Aim of the exercise
The answer is the set of lines that include "label", copied from the data below.

Material for this exercise
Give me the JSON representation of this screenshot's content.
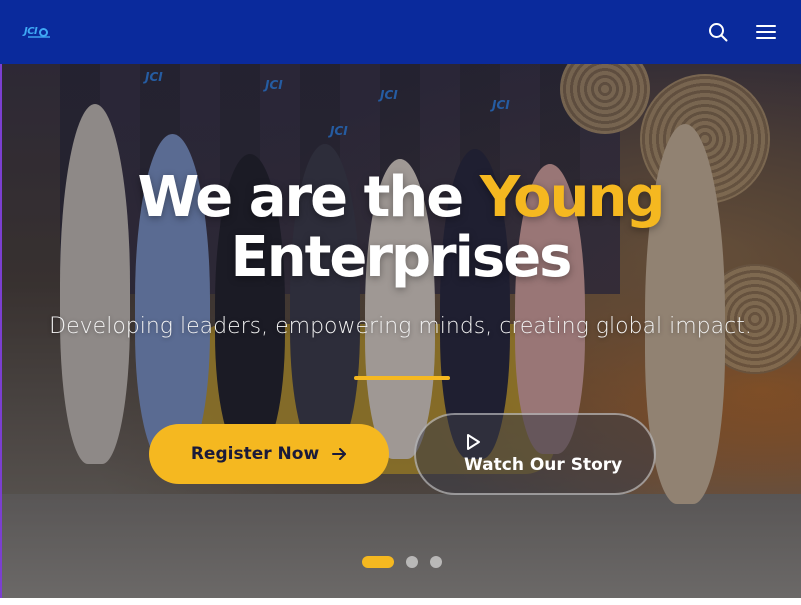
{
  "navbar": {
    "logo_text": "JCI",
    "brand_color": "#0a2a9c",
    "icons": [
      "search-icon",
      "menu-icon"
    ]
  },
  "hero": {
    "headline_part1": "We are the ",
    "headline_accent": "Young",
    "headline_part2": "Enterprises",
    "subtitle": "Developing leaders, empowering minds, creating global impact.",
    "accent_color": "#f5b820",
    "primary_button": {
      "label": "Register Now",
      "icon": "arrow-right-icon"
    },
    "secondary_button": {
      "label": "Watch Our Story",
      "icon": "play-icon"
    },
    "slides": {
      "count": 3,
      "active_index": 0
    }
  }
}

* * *

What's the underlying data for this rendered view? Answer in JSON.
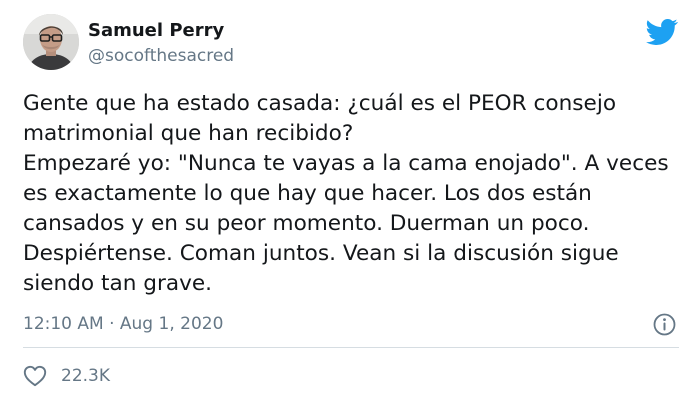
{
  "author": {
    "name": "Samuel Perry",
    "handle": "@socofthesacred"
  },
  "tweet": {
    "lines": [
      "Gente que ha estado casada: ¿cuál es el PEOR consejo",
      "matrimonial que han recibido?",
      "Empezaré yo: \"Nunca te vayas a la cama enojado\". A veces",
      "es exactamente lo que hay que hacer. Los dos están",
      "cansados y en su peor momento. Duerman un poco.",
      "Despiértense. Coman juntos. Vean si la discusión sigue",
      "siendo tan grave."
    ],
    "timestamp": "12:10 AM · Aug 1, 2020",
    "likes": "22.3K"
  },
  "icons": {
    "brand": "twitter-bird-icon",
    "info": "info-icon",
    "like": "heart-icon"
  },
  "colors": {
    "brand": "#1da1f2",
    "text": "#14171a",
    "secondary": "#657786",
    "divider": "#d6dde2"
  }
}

Result
      "label": "Register Now",
      "label": "Watch Our Story",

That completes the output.